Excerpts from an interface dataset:
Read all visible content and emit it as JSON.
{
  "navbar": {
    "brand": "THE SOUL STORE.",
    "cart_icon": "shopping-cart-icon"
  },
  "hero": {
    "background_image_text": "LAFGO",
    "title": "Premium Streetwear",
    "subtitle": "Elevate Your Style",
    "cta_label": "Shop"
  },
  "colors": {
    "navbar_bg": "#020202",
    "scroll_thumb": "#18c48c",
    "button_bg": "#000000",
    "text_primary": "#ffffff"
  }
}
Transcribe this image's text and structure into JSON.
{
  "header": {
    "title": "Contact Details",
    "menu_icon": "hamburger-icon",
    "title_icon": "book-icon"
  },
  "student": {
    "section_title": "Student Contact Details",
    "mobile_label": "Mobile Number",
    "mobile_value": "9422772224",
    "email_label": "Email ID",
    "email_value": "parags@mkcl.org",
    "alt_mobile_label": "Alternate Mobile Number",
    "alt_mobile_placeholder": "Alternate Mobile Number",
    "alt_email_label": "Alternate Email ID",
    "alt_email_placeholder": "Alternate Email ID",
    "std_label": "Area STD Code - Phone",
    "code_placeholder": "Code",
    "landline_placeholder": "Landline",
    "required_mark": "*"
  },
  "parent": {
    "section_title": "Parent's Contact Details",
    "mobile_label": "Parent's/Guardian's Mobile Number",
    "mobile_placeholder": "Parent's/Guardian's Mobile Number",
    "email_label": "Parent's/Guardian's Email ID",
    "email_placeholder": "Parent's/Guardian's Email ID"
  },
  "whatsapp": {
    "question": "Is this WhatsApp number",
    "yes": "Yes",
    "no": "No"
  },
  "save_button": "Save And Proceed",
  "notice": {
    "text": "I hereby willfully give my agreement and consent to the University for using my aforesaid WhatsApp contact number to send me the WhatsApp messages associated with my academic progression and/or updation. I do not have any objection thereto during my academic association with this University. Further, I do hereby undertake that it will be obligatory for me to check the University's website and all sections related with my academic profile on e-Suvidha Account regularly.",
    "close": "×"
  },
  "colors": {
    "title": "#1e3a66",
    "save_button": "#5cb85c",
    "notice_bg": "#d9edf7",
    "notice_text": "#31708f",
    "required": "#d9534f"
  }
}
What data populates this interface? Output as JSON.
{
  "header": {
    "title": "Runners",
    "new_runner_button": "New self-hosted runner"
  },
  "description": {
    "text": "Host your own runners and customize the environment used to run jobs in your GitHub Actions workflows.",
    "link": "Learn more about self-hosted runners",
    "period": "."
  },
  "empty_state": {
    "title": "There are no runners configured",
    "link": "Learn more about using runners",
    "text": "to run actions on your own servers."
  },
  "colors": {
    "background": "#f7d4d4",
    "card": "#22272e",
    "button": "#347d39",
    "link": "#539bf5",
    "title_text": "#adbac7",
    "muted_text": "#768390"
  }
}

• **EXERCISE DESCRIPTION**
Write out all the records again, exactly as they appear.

• **OUTPUT BELOW**
Read all visible content and emit it as JSON.
{
  "navbar": {
    "brand": "THE SOUL STORE.",
    "cart_icon": "shopping-cart-icon"
  },
  "hero": {
    "background_image_text": "LAFGO",
    "title": "Premium Streetwear",
    "subtitle": "Elevate Your Style",
    "cta_label": "Shop"
  },
  "colors": {
    "navbar_bg": "#020202",
    "scroll_thumb": "#18c48c",
    "button_bg": "#000000",
    "text_primary": "#ffffff"
  }
}
Transcribe this image's text and structure into JSON.
{
  "header": {
    "title": "Contact Details",
    "menu_icon": "hamburger-icon",
    "title_icon": "book-icon"
  },
  "student": {
    "section_title": "Student Contact Details",
    "mobile_label": "Mobile Number",
    "mobile_value": "9422772224",
    "email_label": "Email ID",
    "email_value": "parags@mkcl.org",
    "alt_mobile_label": "Alternate Mobile Number",
    "alt_mobile_placeholder": "Alternate Mobile Number",
    "alt_email_label": "Alternate Email ID",
    "alt_email_placeholder": "Alternate Email ID",
    "std_label": "Area STD Code - Phone",
    "code_placeholder": "Code",
    "landline_placeholder": "Landline",
    "required_mark": "*"
  },
  "parent": {
    "section_title": "Parent's Contact Details",
    "mobile_label": "Parent's/Guardian's Mobile Number",
    "mobile_placeholder": "Parent's/Guardian's Mobile Number",
    "email_label": "Parent's/Guardian's Email ID",
    "email_placeholder": "Parent's/Guardian's Email ID"
  },
  "whatsapp": {
    "question": "Is this WhatsApp number",
    "yes": "Yes",
    "no": "No"
  },
  "save_button": "Save And Proceed",
  "notice": {
    "text": "I hereby willfully give my agreement and consent to the University for using my aforesaid WhatsApp contact number to send me the WhatsApp messages associated with my academic progression and/or updation. I do not have any objection thereto during my academic association with this University. Further, I do hereby undertake that it will be obligatory for me to check the University's website and all sections related with my academic profile on e-Suvidha Account regularly.",
    "close": "×"
  },
  "colors": {
    "title": "#1e3a66",
    "save_button": "#5cb85c",
    "notice_bg": "#d9edf7",
    "notice_text": "#31708f",
    "required": "#d9534f"
  }
}
What data populates this interface? Output as JSON.
{
  "header": {
    "title": "Runners",
    "new_runner_button": "New self-hosted runner"
  },
  "description": {
    "text": "Host your own runners and customize the environment used to run jobs in your GitHub Actions workflows.",
    "link": "Learn more about self-hosted runners",
    "period": "."
  },
  "empty_state": {
    "title": "There are no runners configured",
    "link": "Learn more about using runners",
    "text": "to run actions on your own servers."
  },
  "colors": {
    "background": "#f7d4d4",
    "card": "#22272e",
    "button": "#347d39",
    "link": "#539bf5",
    "title_text": "#adbac7",
    "muted_text": "#768390"
  }
}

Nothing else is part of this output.